On the other hand, the deep pockets rationale in Murphy is too easy to overstate, it has not been approved by the ECHR in the context of political advertising (as opposed to religious advertising), and the analogy between it and the BAI’s reflection rationale is only superficially attractive. First, in its own terms, the deep pockets rationale is easy to overstate: as a reason for a restriction upon speech, it may justify regulations – even strict regulations – controlling advertising, but it hardly supports an outright ban, especially in the political arena. Second, the ECHR has never upheld a political advertising ban. Although it has upheld the Irish religious advertising ban, it has not been asked to consider the Irish political advertising ban; and, in every case in which it has been asked to consider such a ban, it has struck it down as incompatible with Article 10 (see VgT (No 1), TV Vest, VgT (No 2)). It takes very strong arguments to justify restrictions upon political speech, and the deep pockets rationale is insufficiently strong to justify restrictions upon political advertising. Third, whilst there is an analogy between the BAI’s reflection rationale and Murphy‘s deep pockets rationale, there is certainly not an identity between these rationales – indeed, it seems to me that the BAI’s reflection rationale is considerable weaker than Murphy‘s deep pockets rationale.
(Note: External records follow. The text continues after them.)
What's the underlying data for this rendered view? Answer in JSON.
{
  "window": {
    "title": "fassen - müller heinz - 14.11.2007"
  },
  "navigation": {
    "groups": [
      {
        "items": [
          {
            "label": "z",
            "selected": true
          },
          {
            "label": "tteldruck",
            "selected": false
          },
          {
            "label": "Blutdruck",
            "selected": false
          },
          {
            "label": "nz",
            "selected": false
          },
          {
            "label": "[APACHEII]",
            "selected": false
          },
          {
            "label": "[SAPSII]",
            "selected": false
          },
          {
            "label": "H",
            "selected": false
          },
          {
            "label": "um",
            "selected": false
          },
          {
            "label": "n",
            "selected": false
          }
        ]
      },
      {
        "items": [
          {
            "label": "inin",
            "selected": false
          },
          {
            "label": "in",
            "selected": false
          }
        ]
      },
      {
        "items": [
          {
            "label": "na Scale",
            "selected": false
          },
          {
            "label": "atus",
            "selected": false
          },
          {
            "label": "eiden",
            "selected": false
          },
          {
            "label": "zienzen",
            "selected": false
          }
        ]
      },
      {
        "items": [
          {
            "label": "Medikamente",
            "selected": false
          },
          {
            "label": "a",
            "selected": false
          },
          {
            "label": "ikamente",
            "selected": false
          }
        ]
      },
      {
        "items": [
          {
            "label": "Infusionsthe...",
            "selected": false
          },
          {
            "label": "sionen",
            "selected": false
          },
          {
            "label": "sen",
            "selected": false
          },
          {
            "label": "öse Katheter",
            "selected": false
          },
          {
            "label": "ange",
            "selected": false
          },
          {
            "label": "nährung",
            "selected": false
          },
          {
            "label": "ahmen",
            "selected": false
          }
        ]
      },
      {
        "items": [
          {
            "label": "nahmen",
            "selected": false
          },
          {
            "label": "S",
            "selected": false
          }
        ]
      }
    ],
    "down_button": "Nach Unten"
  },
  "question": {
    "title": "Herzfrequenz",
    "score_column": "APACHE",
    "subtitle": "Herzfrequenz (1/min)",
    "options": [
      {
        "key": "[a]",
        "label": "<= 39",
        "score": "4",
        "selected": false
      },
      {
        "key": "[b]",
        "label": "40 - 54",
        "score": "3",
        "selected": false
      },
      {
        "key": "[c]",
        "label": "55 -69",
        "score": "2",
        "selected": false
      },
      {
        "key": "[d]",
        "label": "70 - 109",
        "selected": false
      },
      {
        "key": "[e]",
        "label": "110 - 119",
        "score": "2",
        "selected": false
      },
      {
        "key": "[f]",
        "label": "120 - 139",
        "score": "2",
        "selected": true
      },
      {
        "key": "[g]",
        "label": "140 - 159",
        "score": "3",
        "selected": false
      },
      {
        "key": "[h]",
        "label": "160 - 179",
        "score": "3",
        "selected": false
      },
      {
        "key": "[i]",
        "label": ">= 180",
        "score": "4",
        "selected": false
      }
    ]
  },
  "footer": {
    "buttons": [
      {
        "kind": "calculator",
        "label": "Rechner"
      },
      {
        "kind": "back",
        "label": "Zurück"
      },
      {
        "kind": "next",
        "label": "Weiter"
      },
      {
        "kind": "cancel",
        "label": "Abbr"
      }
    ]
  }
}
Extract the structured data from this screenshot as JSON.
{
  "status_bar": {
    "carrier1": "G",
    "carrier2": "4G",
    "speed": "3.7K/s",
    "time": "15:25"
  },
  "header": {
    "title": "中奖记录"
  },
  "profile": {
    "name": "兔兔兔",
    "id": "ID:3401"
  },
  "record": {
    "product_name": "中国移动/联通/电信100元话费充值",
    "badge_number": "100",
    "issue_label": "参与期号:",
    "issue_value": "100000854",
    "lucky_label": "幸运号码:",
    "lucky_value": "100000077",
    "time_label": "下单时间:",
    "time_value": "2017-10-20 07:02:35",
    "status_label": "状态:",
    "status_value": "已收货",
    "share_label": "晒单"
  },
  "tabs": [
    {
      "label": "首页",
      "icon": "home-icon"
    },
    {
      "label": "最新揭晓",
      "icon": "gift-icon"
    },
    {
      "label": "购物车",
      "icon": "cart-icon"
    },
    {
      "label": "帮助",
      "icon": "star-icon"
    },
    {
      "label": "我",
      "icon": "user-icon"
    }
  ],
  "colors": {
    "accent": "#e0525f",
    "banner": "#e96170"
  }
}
The BAI’s move seems to have diminished the chances of a legal challenge to the moratorium. However, we still do not know whether there will be televised leaders’ debates, and, if so, who will take part. If a party leader such as Enda Kenny declines to take part, expect to hear arguments similar to Shatter’s that to go ahead with an empty chair to symbolise the absent leader amounts to a breach of the relevant broadcaster’s obligations under s39. This too is a very interesting question, and I will return to it in a future post.